Return each record shown below exactly, with none omitted.
________________________________________
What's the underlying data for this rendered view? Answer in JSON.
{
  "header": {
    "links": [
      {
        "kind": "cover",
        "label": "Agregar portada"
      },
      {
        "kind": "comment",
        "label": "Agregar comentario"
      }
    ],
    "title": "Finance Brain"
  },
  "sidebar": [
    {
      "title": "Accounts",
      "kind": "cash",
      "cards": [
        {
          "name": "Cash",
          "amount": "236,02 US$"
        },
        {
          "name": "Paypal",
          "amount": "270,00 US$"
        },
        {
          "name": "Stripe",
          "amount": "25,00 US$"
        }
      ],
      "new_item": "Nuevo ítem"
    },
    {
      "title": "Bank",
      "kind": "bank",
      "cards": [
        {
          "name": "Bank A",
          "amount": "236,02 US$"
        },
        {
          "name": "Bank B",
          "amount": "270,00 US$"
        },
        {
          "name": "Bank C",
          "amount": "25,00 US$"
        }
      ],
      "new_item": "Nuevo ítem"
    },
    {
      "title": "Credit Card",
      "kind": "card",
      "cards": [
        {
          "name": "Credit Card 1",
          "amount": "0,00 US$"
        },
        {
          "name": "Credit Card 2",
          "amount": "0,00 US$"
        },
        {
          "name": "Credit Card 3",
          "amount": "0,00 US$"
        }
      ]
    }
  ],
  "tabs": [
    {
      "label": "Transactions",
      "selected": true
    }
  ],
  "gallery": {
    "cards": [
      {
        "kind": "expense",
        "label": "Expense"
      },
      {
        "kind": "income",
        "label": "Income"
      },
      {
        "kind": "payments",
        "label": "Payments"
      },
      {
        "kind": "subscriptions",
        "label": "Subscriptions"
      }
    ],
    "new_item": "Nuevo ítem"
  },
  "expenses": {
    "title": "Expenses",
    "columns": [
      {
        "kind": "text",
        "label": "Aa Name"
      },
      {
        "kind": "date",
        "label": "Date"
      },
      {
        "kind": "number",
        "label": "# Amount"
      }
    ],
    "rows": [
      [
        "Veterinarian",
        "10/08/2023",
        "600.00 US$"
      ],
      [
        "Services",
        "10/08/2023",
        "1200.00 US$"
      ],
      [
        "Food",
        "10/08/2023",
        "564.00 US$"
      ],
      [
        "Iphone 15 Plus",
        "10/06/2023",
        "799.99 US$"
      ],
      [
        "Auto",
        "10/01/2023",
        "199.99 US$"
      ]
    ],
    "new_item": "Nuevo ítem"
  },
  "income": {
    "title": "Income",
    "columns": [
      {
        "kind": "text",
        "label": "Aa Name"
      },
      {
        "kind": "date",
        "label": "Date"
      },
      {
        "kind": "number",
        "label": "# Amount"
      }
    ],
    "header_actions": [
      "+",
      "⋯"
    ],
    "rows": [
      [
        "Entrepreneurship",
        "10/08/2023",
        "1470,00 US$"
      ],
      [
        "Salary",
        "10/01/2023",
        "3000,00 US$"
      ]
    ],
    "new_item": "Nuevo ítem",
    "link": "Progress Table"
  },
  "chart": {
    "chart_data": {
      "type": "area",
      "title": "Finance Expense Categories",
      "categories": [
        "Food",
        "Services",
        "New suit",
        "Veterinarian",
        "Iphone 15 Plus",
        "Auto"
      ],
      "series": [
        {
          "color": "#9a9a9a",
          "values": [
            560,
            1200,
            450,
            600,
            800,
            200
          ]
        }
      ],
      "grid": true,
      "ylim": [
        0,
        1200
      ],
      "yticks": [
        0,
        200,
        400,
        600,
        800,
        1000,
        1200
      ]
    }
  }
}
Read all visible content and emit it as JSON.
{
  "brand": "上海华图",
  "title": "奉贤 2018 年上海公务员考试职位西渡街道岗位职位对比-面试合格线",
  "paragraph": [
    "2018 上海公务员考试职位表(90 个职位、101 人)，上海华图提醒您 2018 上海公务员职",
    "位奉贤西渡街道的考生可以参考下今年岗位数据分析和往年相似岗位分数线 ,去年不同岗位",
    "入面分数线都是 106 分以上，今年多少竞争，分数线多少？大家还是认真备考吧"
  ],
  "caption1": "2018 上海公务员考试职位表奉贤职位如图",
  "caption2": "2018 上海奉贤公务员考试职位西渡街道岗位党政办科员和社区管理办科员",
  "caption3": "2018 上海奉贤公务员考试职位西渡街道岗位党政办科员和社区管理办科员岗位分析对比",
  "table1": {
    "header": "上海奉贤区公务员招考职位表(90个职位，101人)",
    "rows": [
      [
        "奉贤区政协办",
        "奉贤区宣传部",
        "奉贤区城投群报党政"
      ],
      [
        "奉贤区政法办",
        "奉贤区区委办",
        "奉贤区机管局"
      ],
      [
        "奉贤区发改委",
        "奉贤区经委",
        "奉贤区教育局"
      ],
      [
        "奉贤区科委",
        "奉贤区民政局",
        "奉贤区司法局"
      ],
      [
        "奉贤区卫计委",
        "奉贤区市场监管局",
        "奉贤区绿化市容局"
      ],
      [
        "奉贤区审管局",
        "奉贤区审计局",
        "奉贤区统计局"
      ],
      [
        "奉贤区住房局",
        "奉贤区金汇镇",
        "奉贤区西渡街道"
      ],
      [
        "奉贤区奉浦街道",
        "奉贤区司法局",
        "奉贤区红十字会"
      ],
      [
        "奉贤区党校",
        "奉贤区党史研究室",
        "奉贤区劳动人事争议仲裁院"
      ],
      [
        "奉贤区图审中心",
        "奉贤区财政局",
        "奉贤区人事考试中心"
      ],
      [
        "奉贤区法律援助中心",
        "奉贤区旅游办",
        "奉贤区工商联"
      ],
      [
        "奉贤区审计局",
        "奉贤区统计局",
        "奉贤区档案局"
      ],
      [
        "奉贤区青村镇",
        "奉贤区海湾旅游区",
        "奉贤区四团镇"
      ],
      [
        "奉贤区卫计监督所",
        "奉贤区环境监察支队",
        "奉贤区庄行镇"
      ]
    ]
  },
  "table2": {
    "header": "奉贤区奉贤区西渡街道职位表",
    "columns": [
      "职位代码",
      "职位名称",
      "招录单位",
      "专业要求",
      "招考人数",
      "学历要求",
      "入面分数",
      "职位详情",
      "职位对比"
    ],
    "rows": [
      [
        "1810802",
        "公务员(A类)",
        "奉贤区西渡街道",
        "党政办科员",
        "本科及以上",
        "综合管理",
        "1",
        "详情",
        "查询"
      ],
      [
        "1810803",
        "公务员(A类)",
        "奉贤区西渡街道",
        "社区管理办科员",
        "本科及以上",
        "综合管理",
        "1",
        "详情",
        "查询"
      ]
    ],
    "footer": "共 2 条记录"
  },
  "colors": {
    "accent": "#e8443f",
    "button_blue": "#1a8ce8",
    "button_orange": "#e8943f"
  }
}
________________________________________
_ANSWER_.
What's the underlying data for this rendered view? Answer in JSON.
{
  "header": {
    "links": [
      {
        "kind": "cover",
        "label": "Agregar portada"
      },
      {
        "kind": "comment",
        "label": "Agregar comentario"
      }
    ],
    "title": "Finance Brain"
  },
  "sidebar": [
    {
      "title": "Accounts",
      "kind": "cash",
      "cards": [
        {
          "name": "Cash",
          "amount": "236,02 US$"
        },
        {
          "name": "Paypal",
          "amount": "270,00 US$"
        },
        {
          "name": "Stripe",
          "amount": "25,00 US$"
        }
      ],
      "new_item": "Nuevo ítem"
    },
    {
      "title": "Bank",
      "kind": "bank",
      "cards": [
        {
          "name": "Bank A",
          "amount": "236,02 US$"
        },
        {
          "name": "Bank B",
          "amount": "270,00 US$"
        },
        {
          "name": "Bank C",
          "amount": "25,00 US$"
        }
      ],
      "new_item": "Nuevo ítem"
    },
    {
      "title": "Credit Card",
      "kind": "card",
      "cards": [
        {
          "name": "Credit Card 1",
          "amount": "0,00 US$"
        },
        {
          "name": "Credit Card 2",
          "amount": "0,00 US$"
        },
        {
          "name": "Credit Card 3",
          "amount": "0,00 US$"
        }
      ]
    }
  ],
  "tabs": [
    {
      "label": "Transactions",
      "selected": true
    }
  ],
  "gallery": {
    "cards": [
      {
        "kind": "expense",
        "label": "Expense"
      },
      {
        "kind": "income",
        "label": "Income"
      },
      {
        "kind": "payments",
        "label": "Payments"
      },
      {
        "kind": "subscriptions",
        "label": "Subscriptions"
      }
    ],
    "new_item": "Nuevo ítem"
  },
  "expenses": {
    "title": "Expenses",
    "columns": [
      {
        "kind": "text",
        "label": "Aa Name"
      },
      {
        "kind": "date",
        "label": "Date"
      },
      {
        "kind": "number",
        "label": "# Amount"
      }
    ],
    "rows": [
      [
        "Veterinarian",
        "10/08/2023",
        "600.00 US$"
      ],
      [
        "Services",
        "10/08/2023",
        "1200.00 US$"
      ],
      [
        "Food",
        "10/08/2023",
        "564.00 US$"
      ],
      [
        "Iphone 15 Plus",
        "10/06/2023",
        "799.99 US$"
      ],
      [
        "Auto",
        "10/01/2023",
        "199.99 US$"
      ]
    ],
    "new_item": "Nuevo ítem"
  },
  "income": {
    "title": "Income",
    "columns": [
      {
        "kind": "text",
        "label": "Aa Name"
      },
      {
        "kind": "date",
        "label": "Date"
      },
      {
        "kind": "number",
        "label": "# Amount"
      }
    ],
    "header_actions": [
      "+",
      "⋯"
    ],
    "rows": [
      [
        "Entrepreneurship",
        "10/08/2023",
        "1470,00 US$"
      ],
      [
        "Salary",
        "10/01/2023",
        "3000,00 US$"
      ]
    ],
    "new_item": "Nuevo ítem",
    "link": "Progress Table"
  },
  "chart": {
    "chart_data": {
      "type": "area",
      "title": "Finance Expense Categories",
      "categories": [
        "Food",
        "Services",
        "New suit",
        "Veterinarian",
        "Iphone 15 Plus",
        "Auto"
      ],
      "series": [
        {
          "color": "#9a9a9a",
          "values": [
            560,
            1200,
            450,
            600,
            800,
            200
          ]
        }
      ],
      "grid": true,
      "ylim": [
        0,
        1200
      ],
      "yticks": [
        0,
        200,
        400,
        600,
        800,
        1000,
        1200
      ]
    }
  }
}
Read all visible content and emit it as JSON.
{
  "brand": "上海华图",
  "title": "奉贤 2018 年上海公务员考试职位西渡街道岗位职位对比-面试合格线",
  "paragraph": [
    "2018 上海公务员考试职位表(90 个职位、101 人)，上海华图提醒您 2018 上海公务员职",
    "位奉贤西渡街道的考生可以参考下今年岗位数据分析和往年相似岗位分数线 ,去年不同岗位",
    "入面分数线都是 106 分以上，今年多少竞争，分数线多少？大家还是认真备考吧"
  ],
  "caption1": "2018 上海公务员考试职位表奉贤职位如图",
  "caption2": "2018 上海奉贤公务员考试职位西渡街道岗位党政办科员和社区管理办科员",
  "caption3": "2018 上海奉贤公务员考试职位西渡街道岗位党政办科员和社区管理办科员岗位分析对比",
  "table1": {
    "header": "上海奉贤区公务员招考职位表(90个职位，101人)",
    "rows": [
      [
        "奉贤区政协办",
        "奉贤区宣传部",
        "奉贤区城投群报党政"
      ],
      [
        "奉贤区政法办",
        "奉贤区区委办",
        "奉贤区机管局"
      ],
      [
        "奉贤区发改委",
        "奉贤区经委",
        "奉贤区教育局"
      ],
      [
        "奉贤区科委",
        "奉贤区民政局",
        "奉贤区司法局"
      ],
      [
        "奉贤区卫计委",
        "奉贤区市场监管局",
        "奉贤区绿化市容局"
      ],
      [
        "奉贤区审管局",
        "奉贤区审计局",
        "奉贤区统计局"
      ],
      [
        "奉贤区住房局",
        "奉贤区金汇镇",
        "奉贤区西渡街道"
      ],
      [
        "奉贤区奉浦街道",
        "奉贤区司法局",
        "奉贤区红十字会"
      ],
      [
        "奉贤区党校",
        "奉贤区党史研究室",
        "奉贤区劳动人事争议仲裁院"
      ],
      [
        "奉贤区图审中心",
        "奉贤区财政局",
        "奉贤区人事考试中心"
      ],
      [
        "奉贤区法律援助中心",
        "奉贤区旅游办",
        "奉贤区工商联"
      ],
      [
        "奉贤区审计局",
        "奉贤区统计局",
        "奉贤区档案局"
      ],
      [
        "奉贤区青村镇",
        "奉贤区海湾旅游区",
        "奉贤区四团镇"
      ],
      [
        "奉贤区卫计监督所",
        "奉贤区环境监察支队",
        "奉贤区庄行镇"
      ]
    ]
  },
  "table2": {
    "header": "奉贤区奉贤区西渡街道职位表",
    "columns": [
      "职位代码",
      "职位名称",
      "招录单位",
      "专业要求",
      "招考人数",
      "学历要求",
      "入面分数",
      "职位详情",
      "职位对比"
    ],
    "rows": [
      [
        "1810802",
        "公务员(A类)",
        "奉贤区西渡街道",
        "党政办科员",
        "本科及以上",
        "综合管理",
        "1",
        "详情",
        "查询"
      ],
      [
        "1810803",
        "公务员(A类)",
        "奉贤区西渡街道",
        "社区管理办科员",
        "本科及以上",
        "综合管理",
        "1",
        "详情",
        "查询"
      ]
    ],
    "footer": "共 2 条记录"
  },
  "colors": {
    "accent": "#e8443f",
    "button_blue": "#1a8ce8",
    "button_orange": "#e8943f"
  }
}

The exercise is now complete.